DALLAS — Two North Texas residents were each sentenced Thursday to at least 10 years in federal prison for their roles in a scheme to steal personal identifying information, use it to fraudulently obtain income tax refunds, and then launder those funds.
These sentences were announced by U.S. Attorney John Parker of the Northern District of Texas. This case was investigated U.S. Immigration and Customs Enforcement’s (ICE) Homeland Security Investigations (HSI), FBI, and Internal Revenue Service’s Criminal Investigation.
Following a four-day trial in October 2016 before Chief U.S. District Judge Barbara M. G. Lynn, a federal jury convicted Latonya Lanette Carson, 43, of Dallas, Texas, to the following crimes: one count of conspiracy to commit theft of public funds, access device fraud and wire fraud; three counts of aggravated identity theft; one count of conspiracy to commit money laundering; four counts of money laundering; and four counts of wire fraud. Judge Lynn sentenced Carson to 120 months in federal prison.
Smith Olsola Akin, 34, of Plano, Texas, pleaded guilty to one count of conspiracy to commit money laundering in May 2016. Judge Lynn sentenced Akin to 135 months in federal prison.
Three additional defendants were charged in the scheme. Segun Edomwonyi, aka “Benny O. Prince,” and Titalayo Idowu Olukoya remain fugitives. Charges were dismissed against Ricardo Garth Solomon.
According to evidence presented at Carson’s trial, beginning in 2013, Carson and Akin, along with other coconspirators, were involved in a scheme in which they filed false tax returns using stolen identities, some of which belonged to incarcerated individuals. The co-conspirators converted the tax refunds from debit/Green Dot cards, using shell company bank accounts, into cash and cashier’s checks used to purchase vehicles that they then shipped to Nigeria.
Between May 2013 and May 2014, the defendants and their conspirators paid $1,184,950 from these accounts to purchase used cars from wholesale dealer auctions in Dallas County. Between January 2012 and January 2015, the defendants and their conspirators exported 279 used cars to Nigeria.
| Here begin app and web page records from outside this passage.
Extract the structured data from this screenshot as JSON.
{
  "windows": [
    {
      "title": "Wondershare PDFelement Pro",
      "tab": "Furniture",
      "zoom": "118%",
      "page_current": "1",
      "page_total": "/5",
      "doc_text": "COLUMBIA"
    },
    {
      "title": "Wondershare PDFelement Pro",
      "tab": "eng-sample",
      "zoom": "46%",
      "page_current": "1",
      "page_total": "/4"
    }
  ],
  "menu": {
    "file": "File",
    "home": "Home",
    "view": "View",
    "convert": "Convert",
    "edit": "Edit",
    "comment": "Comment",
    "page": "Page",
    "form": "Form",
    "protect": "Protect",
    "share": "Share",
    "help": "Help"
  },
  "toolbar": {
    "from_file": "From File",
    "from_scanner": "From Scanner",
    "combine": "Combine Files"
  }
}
This case was prosecuted by Assistant U.S. Attorneys Christopher Stokes and Camille Sparks, Northern District of Texas.